“So we do not lose heart. Though our outer self is wasting away, our inner self is being renewed day by day. For this light momentary affliction is preparing for us an eternal weight of glory beyond all comparison, as we look not to the things that are seen but to the things that are unseen. For the things that are seen are transient, but the things that are unseen are eternal.” 2 Corinthians 4:16-18 | ESV

A Well Too Deep to Fathom

O Lord, my Rock and my Redeemer

Greatest treasure of my longing soul

My God, like You there is no other

True delight is found in You alone

Your grace, a well too deep to fathom

Your love exceeds the heavens’ reach

Your truth, a fount of perfect wisdom

My highest good and my unending need.

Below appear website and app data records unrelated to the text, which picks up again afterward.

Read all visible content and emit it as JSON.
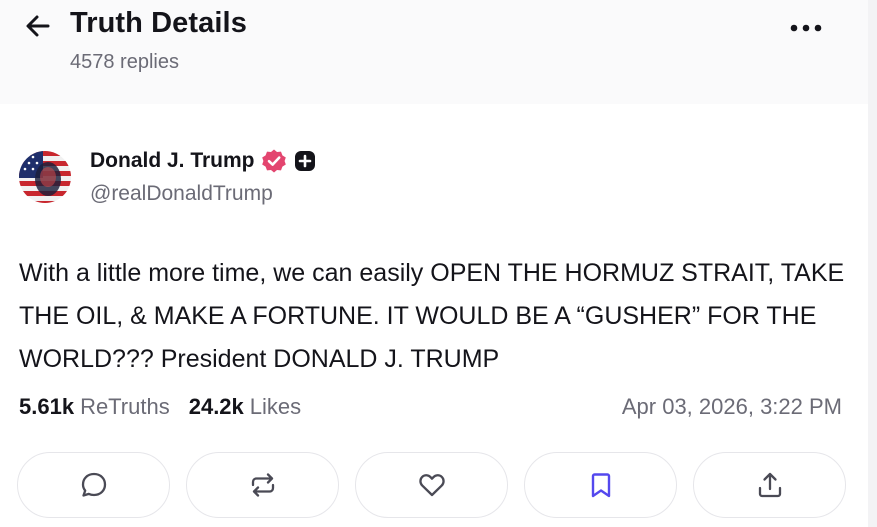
{
  "header": {
    "title": "Truth Details",
    "replies": "4578 replies"
  },
  "post": {
    "author_name": "Donald J. Trump",
    "handle": "@realDonaldTrump",
    "text": "With a little more time, we can easily OPEN THE HORMUZ STRAIT, TAKE THE OIL, & MAKE A FORTUNE. IT WOULD BE A “GUSHER” FOR THE WORLD??? President DONALD J. TRUMP",
    "retruths_count": "5.61k",
    "retruths_label": "ReTruths",
    "likes_count": "24.2k",
    "likes_label": "Likes",
    "timestamp": "Apr 03, 2026, 3:22 PM"
  },
  "actions": [
    {
      "name": "reply",
      "icon": "speech-bubble-icon"
    },
    {
      "name": "retruth",
      "icon": "repost-arrows-icon"
    },
    {
      "name": "like",
      "icon": "heart-icon"
    },
    {
      "name": "bookmark",
      "icon": "bookmark-icon"
    },
    {
      "name": "share",
      "icon": "share-upload-icon"
    }
  ],
  "colors": {
    "text": "#14141a",
    "muted": "#6b6b76",
    "verified": "#e3456f",
    "bookmark": "#5448ee",
    "icon": "#4a4a55"
  }
}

(“O Lord, My Rock and My Redeemer”)

I understand to some extent, I think, how the Sons of Korah felt when they sang in unison: “For a day in your courts is better than a thousand elsewhere. I would rather be a doorkeeper in the house of my God than dwell in the tents of wickedness” (Psalms 84:10 | ESV). From as far back as I can recall, I have loved being in church. Not merely in the general sense of being part of a church, but in the very specific sense of being a part of corporate worship. One of the responsibilities I enjoy most of my vocation is worshipping regularly with new friends and acquaintances around the world. A most recent opportunity found me in Mustang, Oklahoma, where I settled-in to observe and enjoy. My wife and I stood along with the other strangers-to-me nearby as we followed a rousing choral anthem with congregational singing. As I plunged gingerly into what was to me an unfamiliar chorus, I was gripped by one line—“Your grace, a well too deep to fathom.” The lyrics touched something so deep within that I cannot even now explain it, but my heart bowed and knees buckled even though I continued to stand erect among the sea of singing faces. Thinking of grace rivets me to the cross, and my heart swells with one simple truth—forgiven forever. Spiritual warfare most frequently finds me battling against the inner ugliness that struggles to wriggle free and protrude. Grace reminds me the battle is already won by the only true Braveheart; mine is to surrender to divine priority and ascend to living on the high plains of Providence. I will never exhaust the well, but I drink deeply from the fount of absolute forgiveness.

Human Letters

“The place God calls you to is the place where your deep gladness and the world’s deep hunger meet.” ~Frederick Buechner

I detest when aging rears it’s distorted head and stares back at me. The mirror was never an encouragement, but is now an insistent and inescapable nuisance. Each glance in the looking glass conjures a nagging reminder that the end is not so far away. Unfamiliar aches pop up and disappear again like the weasel in a video arcade game that I can never quite nail with the mallet, and as I slip into my sunset years, it is dawning on me why seniors so quickly become emotional when words or moments trigger memories that cause either satisfaction or regret to erupt uncontrollably. Have I wasted the life God granted? Is there time to reclaim what remains and glorify Him while it is still day?

When such thoughts threaten to crowd out contentment, I push pause and reflect on names and faces. It is not the physical appearance I strive to recall, but the individual I have known and in whom I’ve made some small investment. If the statement is true that we are the sum of all the people we have known, I take solace in factoring into the equation. My great joy is my former students and parishioners, those that tolerated my teaching and ministry, and found a way to benefit in spite of my feeble efforts. Perhaps this is what Christ means when he chides to lose ourselves for the sake of the Gospel. It is not so much that our own flame disappears, but that we are rekindled as a spark in other fires. May the Father cause each of us to burn brightly in the lives of others to the glory of God.

“Are we beginning to commend ourselves again? Or do we need, as some do, letters of recommendation to you, or from you. You yourselves are our letter of recommendation, written on our hearts, to be known and read by all. And you show that you are a letter from Christ delivered by us, written not with ink but with the Spirit of the living God, not on tablets of stone but on tablets of human hearts.” (2 Corinthians 3:1-3a | ESV)